Specifically, according to data from the National Vital Statistics System and the CDC’s National Violent Death Reporting System, between 1999 and 2016, suicide rates increased among all age groups younger than 75 years of age, although the problem was most apparent among middle-aged adults.
“We’re seeing middle-aged adults have higher rates of drug overdoses, and we’re also seeing the so-called deaths of despair emerging in some of the social sciences literature,” Schuchat said. “I can say that increases in suicide tend to correlate with economic downturns, and some of the economic downturns may have left some middle-aged populations really hard hit, but there are probably many factors that feed into the findings.”
Schuchat also noted that nearly all states had increasing suicide rates between 1999 and 2016, and 25 states saw rate increases of more than 30%. Among the leading methods of suicide, the most common was firearms, followed by hanging, suffocation, and poisoning, which includes opioids, Schuchat explained.
“Opioids were present in 31% of the individuals who died by suicide and were considered the means of death,” she said. “Firearms have shown up as [the method] for nearly half [of suicides] consistently over time.”
While there may be some under-recognition of mental health conditions in the data regarding suicide, Schuchat stressed that it is clear that this is more than a mental health issue.
“We know we need improved access and treatment for mental health conditions and better recognition and diagnostics because there are still stigmas and still reasons that people don’t present for care, but we think that a comprehensive approach to suicide is what’s needed to ensure that we can prevent suicide and identify concerns earlier,” she said. “If we only look at this as a mental health condition, or mental health issue, we won’t make the proper diagnosis that we need.”
Schuchat urged healthcare providers to be particularly attuned to significant transitions in their patients’ lives. Whether this involves career changes, moving in or out of the military, or moving from one healthcare setting to another, such moves can be the source of considerable stress, she said.

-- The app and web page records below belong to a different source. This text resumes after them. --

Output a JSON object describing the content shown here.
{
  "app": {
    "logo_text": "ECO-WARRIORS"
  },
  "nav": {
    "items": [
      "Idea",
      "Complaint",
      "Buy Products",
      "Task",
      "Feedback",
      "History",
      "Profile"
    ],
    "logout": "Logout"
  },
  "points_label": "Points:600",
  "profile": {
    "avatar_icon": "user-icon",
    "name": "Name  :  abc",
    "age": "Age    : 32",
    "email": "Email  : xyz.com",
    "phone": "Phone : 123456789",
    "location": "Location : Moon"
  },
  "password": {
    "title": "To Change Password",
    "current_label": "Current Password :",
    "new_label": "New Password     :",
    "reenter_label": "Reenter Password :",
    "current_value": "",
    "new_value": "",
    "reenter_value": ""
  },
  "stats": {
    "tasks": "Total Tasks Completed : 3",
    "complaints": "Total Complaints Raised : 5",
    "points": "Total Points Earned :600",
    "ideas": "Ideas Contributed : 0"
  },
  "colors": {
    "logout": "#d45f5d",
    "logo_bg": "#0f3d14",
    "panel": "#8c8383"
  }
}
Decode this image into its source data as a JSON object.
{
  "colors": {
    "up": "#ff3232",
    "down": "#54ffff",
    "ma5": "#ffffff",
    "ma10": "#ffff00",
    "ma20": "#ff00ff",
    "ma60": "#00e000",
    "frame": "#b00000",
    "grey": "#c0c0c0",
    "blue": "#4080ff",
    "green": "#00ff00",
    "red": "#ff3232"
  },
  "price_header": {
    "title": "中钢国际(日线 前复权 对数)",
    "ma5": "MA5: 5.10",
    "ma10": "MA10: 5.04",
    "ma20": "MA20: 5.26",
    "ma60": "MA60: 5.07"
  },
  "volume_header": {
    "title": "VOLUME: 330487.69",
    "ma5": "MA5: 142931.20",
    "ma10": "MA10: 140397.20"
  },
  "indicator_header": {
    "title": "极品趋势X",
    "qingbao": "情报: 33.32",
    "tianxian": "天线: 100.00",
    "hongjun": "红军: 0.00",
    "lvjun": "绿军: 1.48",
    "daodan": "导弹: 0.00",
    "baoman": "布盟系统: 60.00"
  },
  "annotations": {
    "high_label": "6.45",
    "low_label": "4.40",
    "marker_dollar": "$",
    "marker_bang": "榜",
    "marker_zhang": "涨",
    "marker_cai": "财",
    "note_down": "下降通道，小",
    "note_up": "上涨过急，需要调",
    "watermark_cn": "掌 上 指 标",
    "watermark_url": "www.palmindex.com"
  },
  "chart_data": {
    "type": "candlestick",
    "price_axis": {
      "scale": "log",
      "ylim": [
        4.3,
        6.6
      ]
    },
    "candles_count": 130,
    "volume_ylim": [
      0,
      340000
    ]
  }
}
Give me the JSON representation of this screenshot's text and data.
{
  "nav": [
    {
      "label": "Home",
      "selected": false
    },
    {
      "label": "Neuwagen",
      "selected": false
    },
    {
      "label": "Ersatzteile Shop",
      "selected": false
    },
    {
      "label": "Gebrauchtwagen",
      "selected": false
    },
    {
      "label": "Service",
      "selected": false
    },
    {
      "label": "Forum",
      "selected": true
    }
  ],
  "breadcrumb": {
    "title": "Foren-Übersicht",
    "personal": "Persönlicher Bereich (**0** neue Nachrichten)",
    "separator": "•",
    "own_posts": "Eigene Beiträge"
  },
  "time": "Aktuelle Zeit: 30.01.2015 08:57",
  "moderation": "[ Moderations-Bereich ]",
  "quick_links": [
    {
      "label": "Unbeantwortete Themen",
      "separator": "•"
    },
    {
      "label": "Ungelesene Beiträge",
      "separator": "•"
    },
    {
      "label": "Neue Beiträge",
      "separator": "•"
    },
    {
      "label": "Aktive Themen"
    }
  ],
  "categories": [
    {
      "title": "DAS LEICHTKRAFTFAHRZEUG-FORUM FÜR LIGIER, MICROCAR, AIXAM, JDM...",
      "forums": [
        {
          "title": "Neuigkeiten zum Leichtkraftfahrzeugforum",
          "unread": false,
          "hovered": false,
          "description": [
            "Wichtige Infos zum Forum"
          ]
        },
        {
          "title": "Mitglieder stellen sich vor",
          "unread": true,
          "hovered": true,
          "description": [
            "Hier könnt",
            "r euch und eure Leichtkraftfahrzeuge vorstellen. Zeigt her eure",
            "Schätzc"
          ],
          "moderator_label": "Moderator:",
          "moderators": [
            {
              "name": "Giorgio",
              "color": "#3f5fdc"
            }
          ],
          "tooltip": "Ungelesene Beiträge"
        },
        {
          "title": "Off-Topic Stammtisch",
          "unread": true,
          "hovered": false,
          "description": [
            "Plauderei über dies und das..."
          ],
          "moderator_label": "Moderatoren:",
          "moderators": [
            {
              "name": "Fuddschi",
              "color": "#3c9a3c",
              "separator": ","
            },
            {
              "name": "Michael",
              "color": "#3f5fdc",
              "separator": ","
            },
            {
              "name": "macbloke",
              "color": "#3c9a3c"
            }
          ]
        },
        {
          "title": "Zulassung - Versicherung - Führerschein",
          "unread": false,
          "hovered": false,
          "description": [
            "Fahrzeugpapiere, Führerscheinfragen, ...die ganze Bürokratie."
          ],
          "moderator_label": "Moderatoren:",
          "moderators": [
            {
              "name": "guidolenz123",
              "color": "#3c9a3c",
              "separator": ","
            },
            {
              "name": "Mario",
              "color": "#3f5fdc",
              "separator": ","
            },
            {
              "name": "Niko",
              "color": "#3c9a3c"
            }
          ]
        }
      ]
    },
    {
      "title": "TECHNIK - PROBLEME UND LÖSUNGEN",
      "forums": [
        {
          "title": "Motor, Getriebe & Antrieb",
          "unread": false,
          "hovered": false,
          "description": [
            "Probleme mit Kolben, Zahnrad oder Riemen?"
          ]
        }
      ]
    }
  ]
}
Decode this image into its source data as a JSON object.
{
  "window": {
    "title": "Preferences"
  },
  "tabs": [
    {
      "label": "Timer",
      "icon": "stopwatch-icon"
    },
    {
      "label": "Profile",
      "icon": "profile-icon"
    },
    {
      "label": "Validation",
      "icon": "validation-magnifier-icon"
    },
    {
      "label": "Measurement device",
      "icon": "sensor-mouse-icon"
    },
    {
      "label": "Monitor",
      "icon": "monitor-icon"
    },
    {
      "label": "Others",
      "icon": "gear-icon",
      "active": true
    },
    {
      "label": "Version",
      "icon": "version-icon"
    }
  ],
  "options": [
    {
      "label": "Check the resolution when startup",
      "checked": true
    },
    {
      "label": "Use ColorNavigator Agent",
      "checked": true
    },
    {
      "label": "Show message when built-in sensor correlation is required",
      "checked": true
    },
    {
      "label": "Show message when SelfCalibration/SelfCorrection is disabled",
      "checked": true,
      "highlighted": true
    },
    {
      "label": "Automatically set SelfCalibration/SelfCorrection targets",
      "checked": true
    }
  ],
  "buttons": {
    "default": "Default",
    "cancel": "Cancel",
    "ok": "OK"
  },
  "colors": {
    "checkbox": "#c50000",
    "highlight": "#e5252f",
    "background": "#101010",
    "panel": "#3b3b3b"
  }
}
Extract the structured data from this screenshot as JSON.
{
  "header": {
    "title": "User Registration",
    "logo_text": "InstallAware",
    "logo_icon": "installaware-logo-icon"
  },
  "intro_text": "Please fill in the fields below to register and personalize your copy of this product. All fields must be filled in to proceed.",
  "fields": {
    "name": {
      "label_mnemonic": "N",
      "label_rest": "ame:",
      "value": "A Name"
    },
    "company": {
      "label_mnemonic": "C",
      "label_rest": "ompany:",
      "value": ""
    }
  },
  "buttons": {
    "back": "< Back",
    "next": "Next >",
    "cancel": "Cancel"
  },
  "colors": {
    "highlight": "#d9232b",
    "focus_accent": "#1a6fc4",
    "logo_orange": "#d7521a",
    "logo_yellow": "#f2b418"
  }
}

“We think high-quality, ongoing care focused on patient safety and suicide prevention is important for health systems to build into their approaches, and [they need to] train providers in adopting proven treatments for patients at risk for suicide,” Schuchat said.
To prioritize prevention, the CDC has developed Preventing Suicide: A Technical Package of Policy, Programs, and Practices that states and communities can use to strengthen their efforts in this area. (Editor’s Note: Readers can learn more information about this program online at: ).
Schuchat noted that health and behavioral healthcare providers play an important role to ensure that people at risk of suicide are identified and provided with appropriate interventions. “Policies and protocols that prioritize patient safety and that help get people into ongoing care, especially during care transitions, can help prevent suicide,” she said.
Financial Disclosure: Physician Editor Robert Bitterman, MD, JD, FACEP, Nurse Planner Nicole Huff, MBA, MSN, RN, CEN, Author Dorothy Brooks, Editor Jonathan Springston, Editor Jill Drachenberg, and Editorial Group Manager Terrey L. Hatcher report no consultant, stockholder, speaker’s bureau, research, or other financial relationships with companies having ties to this field of study.